▶ _Data supplied_:
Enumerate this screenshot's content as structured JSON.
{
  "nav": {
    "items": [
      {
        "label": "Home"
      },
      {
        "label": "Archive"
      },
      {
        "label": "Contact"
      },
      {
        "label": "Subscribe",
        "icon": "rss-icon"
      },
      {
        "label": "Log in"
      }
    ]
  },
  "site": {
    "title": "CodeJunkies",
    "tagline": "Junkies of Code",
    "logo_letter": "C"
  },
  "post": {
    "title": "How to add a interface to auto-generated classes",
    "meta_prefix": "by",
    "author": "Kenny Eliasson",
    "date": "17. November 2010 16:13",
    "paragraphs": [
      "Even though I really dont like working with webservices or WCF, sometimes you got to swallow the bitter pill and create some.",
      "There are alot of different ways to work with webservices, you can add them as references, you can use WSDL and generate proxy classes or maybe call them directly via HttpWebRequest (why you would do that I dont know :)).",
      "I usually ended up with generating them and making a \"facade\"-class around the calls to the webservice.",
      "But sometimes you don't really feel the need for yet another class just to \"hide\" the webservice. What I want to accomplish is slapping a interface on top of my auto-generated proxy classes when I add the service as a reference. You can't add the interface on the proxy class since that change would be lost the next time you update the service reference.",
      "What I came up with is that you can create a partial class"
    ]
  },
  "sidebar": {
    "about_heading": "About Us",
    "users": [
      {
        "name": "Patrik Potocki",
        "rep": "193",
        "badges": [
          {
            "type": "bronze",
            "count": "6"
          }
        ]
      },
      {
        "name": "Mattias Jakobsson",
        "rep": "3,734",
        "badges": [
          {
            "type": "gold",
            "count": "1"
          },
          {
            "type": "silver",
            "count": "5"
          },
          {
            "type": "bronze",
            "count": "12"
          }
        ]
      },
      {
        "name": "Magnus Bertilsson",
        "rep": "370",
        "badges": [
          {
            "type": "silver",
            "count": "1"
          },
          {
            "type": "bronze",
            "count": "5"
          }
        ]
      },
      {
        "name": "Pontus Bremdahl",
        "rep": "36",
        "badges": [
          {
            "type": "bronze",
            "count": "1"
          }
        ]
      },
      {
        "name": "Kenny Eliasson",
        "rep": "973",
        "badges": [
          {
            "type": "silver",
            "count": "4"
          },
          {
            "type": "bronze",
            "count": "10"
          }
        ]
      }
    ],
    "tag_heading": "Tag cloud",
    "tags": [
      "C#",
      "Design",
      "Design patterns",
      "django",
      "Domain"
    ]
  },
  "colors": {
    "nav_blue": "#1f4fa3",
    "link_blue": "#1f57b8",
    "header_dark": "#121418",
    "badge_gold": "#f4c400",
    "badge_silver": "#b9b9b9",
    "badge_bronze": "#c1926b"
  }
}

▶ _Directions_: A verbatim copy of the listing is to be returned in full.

▶ _Final answer_:
Enumerate this screenshot's content as structured JSON.
{
  "nav": {
    "items": [
      {
        "label": "Home"
      },
      {
        "label": "Archive"
      },
      {
        "label": "Contact"
      },
      {
        "label": "Subscribe",
        "icon": "rss-icon"
      },
      {
        "label": "Log in"
      }
    ]
  },
  "site": {
    "title": "CodeJunkies",
    "tagline": "Junkies of Code",
    "logo_letter": "C"
  },
  "post": {
    "title": "How to add a interface to auto-generated classes",
    "meta_prefix": "by",
    "author": "Kenny Eliasson",
    "date": "17. November 2010 16:13",
    "paragraphs": [
      "Even though I really dont like working with webservices or WCF, sometimes you got to swallow the bitter pill and create some.",
      "There are alot of different ways to work with webservices, you can add them as references, you can use WSDL and generate proxy classes or maybe call them directly via HttpWebRequest (why you would do that I dont know :)).",
      "I usually ended up with generating them and making a \"facade\"-class around the calls to the webservice.",
      "But sometimes you don't really feel the need for yet another class just to \"hide\" the webservice. What I want to accomplish is slapping a interface on top of my auto-generated proxy classes when I add the service as a reference. You can't add the interface on the proxy class since that change would be lost the next time you update the service reference.",
      "What I came up with is that you can create a partial class"
    ]
  },
  "sidebar": {
    "about_heading": "About Us",
    "users": [
      {
        "name": "Patrik Potocki",
        "rep": "193",
        "badges": [
          {
            "type": "bronze",
            "count": "6"
          }
        ]
      },
      {
        "name": "Mattias Jakobsson",
        "rep": "3,734",
        "badges": [
          {
            "type": "gold",
            "count": "1"
          },
          {
            "type": "silver",
            "count": "5"
          },
          {
            "type": "bronze",
            "count": "12"
          }
        ]
      },
      {
        "name": "Magnus Bertilsson",
        "rep": "370",
        "badges": [
          {
            "type": "silver",
            "count": "1"
          },
          {
            "type": "bronze",
            "count": "5"
          }
        ]
      },
      {
        "name": "Pontus Bremdahl",
        "rep": "36",
        "badges": [
          {
            "type": "bronze",
            "count": "1"
          }
        ]
      },
      {
        "name": "Kenny Eliasson",
        "rep": "973",
        "badges": [
          {
            "type": "silver",
            "count": "4"
          },
          {
            "type": "bronze",
            "count": "10"
          }
        ]
      }
    ],
    "tag_heading": "Tag cloud",
    "tags": [
      "C#",
      "Design",
      "Design patterns",
      "django",
      "Domain"
    ]
  },
  "colors": {
    "nav_blue": "#1f4fa3",
    "link_blue": "#1f57b8",
    "header_dark": "#121418",
    "badge_gold": "#f4c400",
    "badge_silver": "#b9b9b9",
    "badge_bronze": "#c1926b"
  }
}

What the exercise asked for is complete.